Each line in the listing below that contains "desc" should be returned.

RECORD SET section start

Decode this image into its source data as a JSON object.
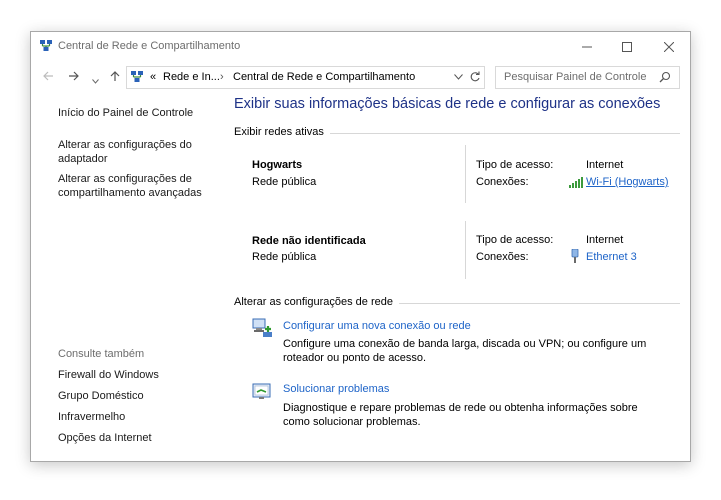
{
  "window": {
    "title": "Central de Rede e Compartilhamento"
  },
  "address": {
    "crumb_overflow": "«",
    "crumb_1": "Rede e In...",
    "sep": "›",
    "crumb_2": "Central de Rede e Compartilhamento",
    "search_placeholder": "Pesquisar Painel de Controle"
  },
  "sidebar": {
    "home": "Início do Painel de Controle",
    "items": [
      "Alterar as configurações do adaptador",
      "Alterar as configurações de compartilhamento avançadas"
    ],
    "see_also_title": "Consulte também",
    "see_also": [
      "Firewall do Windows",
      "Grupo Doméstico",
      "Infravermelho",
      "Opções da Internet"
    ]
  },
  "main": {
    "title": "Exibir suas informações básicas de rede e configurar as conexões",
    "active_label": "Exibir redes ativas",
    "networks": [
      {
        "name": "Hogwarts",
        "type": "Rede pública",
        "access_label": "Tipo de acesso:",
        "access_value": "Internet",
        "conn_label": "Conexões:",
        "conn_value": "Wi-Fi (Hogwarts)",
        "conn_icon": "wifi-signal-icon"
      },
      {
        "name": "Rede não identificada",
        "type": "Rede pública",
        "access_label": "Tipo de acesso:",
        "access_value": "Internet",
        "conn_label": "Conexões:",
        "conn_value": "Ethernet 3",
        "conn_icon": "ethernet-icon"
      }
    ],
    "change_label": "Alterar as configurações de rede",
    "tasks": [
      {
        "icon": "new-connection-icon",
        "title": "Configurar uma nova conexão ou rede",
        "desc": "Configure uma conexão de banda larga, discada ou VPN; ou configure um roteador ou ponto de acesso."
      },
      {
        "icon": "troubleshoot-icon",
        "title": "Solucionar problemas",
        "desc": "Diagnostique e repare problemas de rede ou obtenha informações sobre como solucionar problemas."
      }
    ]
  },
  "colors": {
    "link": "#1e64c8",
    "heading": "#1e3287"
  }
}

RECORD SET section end
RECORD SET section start

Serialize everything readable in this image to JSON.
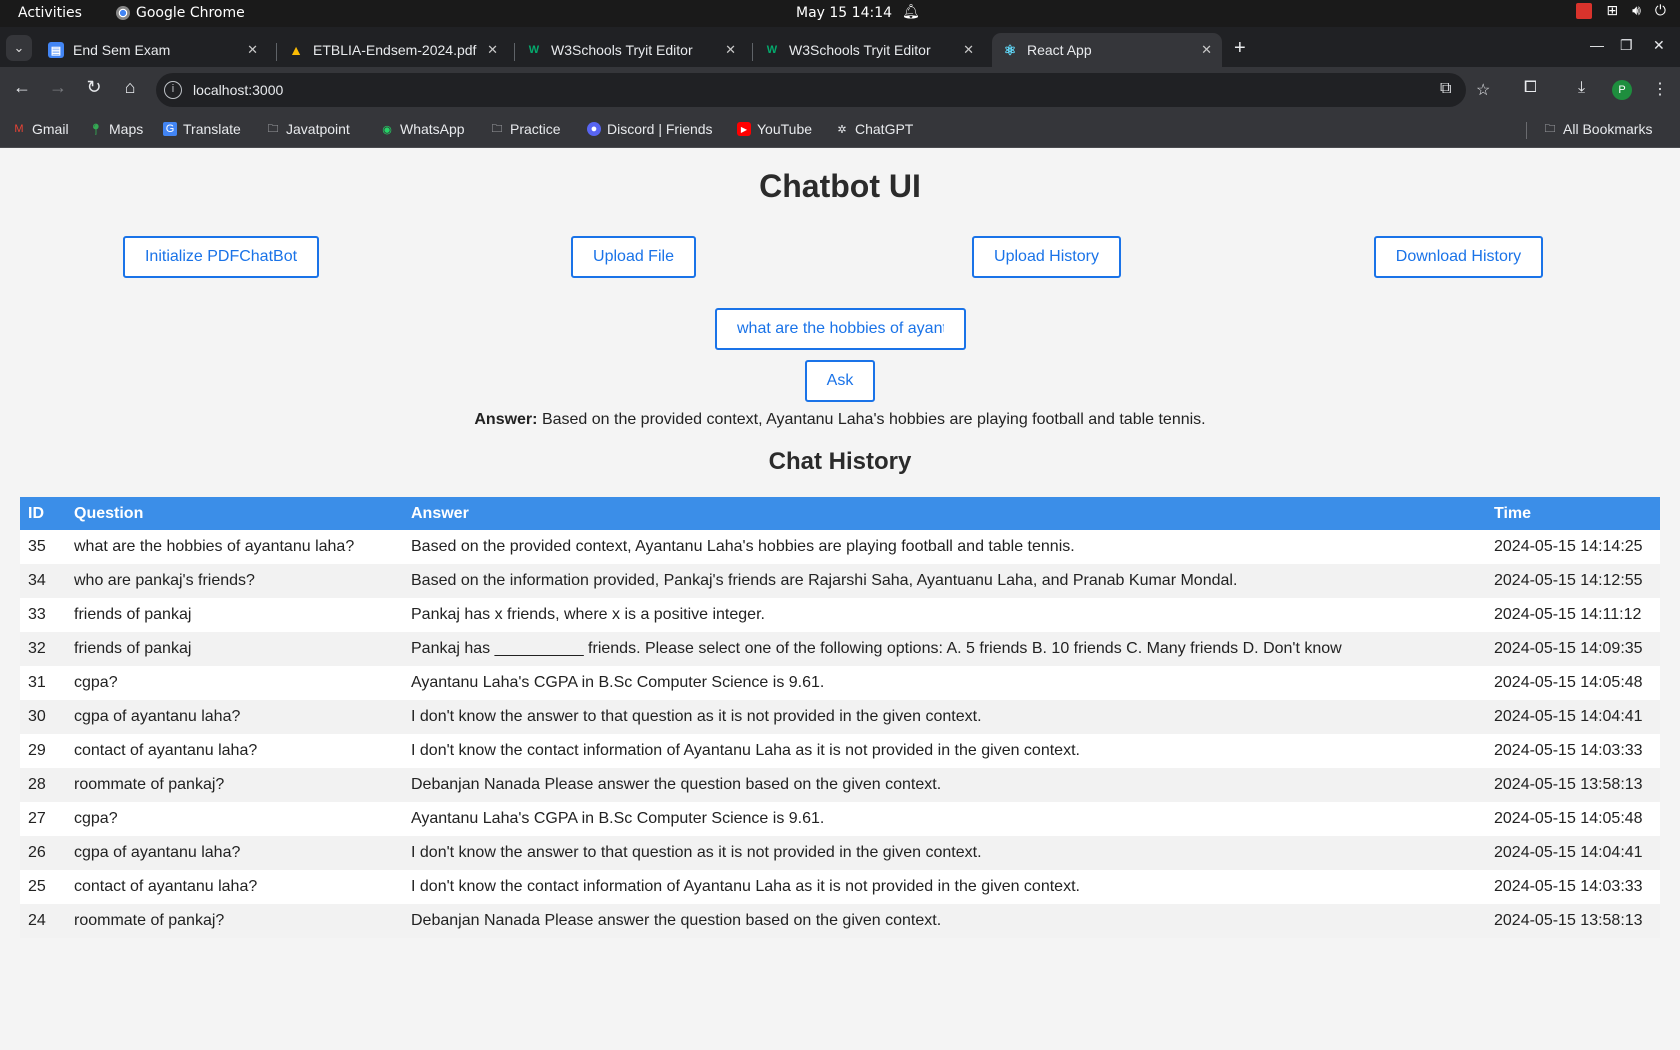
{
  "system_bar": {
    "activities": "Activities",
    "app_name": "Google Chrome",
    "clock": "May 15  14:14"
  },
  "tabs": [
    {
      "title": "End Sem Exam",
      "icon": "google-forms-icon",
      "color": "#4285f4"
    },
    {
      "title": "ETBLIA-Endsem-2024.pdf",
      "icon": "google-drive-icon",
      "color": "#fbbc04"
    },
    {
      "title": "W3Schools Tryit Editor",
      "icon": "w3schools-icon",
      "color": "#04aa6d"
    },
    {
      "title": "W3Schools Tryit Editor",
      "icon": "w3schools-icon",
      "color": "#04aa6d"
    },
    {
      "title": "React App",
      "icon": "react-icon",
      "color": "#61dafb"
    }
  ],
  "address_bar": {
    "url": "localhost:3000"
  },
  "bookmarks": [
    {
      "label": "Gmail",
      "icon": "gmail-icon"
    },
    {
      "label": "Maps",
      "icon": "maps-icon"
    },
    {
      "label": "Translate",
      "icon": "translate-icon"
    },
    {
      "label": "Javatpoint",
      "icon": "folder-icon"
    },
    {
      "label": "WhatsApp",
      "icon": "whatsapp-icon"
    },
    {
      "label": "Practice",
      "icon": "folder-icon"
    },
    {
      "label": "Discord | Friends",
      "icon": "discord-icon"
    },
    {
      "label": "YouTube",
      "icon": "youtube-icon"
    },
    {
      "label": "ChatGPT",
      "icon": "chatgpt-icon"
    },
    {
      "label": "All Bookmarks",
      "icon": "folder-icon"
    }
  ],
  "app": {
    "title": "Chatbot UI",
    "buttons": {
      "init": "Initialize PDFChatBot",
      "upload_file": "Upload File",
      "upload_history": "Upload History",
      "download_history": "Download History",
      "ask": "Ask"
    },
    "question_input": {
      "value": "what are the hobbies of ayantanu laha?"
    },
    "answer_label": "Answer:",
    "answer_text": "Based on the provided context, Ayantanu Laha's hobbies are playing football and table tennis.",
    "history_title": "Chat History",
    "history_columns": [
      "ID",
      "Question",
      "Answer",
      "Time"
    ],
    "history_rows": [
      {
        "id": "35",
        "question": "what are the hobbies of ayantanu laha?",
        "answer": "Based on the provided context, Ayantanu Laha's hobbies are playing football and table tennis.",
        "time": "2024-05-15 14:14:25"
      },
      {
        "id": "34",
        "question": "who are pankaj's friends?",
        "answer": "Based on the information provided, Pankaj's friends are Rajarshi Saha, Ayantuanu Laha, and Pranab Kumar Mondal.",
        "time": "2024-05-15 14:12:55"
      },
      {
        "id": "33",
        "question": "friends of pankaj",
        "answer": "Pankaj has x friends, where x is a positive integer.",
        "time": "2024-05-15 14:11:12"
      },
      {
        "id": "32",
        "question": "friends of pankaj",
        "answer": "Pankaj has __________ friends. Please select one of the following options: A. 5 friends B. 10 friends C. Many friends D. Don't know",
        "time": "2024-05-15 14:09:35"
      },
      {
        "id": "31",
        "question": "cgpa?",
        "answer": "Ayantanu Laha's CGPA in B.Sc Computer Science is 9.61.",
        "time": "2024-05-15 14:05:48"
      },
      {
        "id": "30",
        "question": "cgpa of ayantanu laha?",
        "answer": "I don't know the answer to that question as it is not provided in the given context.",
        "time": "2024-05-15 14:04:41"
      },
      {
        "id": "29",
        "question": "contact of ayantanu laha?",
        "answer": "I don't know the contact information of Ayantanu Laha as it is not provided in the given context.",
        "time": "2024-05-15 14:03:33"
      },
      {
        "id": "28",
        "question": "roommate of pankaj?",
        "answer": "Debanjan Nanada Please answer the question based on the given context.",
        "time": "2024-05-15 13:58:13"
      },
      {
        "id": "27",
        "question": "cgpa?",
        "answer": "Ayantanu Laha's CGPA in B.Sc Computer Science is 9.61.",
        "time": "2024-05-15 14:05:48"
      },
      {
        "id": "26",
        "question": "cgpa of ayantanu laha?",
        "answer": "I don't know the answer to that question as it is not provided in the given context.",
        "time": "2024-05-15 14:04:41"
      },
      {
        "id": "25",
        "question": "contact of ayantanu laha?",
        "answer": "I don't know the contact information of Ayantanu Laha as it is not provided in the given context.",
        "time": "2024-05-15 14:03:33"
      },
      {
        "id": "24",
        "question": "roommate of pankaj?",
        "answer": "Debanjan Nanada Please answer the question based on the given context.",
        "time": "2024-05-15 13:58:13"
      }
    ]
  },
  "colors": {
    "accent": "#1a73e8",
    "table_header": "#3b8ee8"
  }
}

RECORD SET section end

- _RESPONSE_
        "desc": "Configure uma conexão de banda larga, discada ou VPN; ou configure um roteador ou ponto de acesso."
        "desc": "Diagnostique e repare problemas de rede ou obtenha informações sobre como solucionar problemas."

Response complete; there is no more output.